[Dataset rows for apps and sites]
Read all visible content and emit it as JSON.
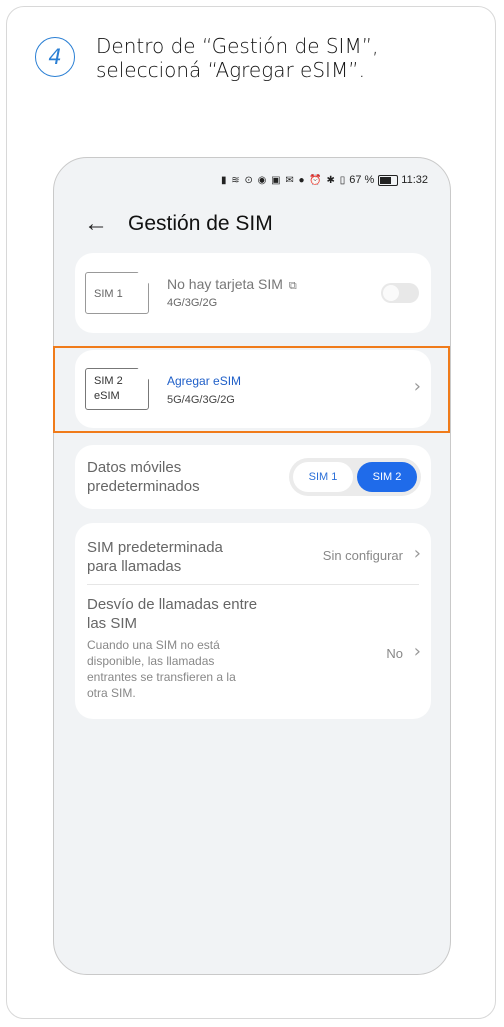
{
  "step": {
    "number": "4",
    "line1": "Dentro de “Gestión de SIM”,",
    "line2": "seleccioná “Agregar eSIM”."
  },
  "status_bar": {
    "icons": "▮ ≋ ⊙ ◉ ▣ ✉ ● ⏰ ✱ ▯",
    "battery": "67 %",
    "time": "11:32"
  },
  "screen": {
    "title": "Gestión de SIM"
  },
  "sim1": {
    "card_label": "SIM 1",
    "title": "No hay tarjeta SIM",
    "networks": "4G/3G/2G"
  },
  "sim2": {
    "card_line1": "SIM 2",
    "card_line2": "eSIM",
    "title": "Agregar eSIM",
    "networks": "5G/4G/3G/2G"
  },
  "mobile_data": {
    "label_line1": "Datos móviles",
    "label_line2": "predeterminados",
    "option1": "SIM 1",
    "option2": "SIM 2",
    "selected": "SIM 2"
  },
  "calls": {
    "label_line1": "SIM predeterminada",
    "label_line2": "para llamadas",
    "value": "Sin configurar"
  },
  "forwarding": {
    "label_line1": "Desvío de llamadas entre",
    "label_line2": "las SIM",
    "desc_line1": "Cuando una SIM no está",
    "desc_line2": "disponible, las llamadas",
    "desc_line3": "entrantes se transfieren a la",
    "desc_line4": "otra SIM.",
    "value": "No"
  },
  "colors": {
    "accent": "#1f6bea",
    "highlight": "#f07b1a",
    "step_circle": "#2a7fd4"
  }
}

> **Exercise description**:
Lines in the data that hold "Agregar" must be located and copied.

> **Problem solution**:
    "line2": "seleccioná “Agregar eSIM”."
    "title": "Agregar eSIM",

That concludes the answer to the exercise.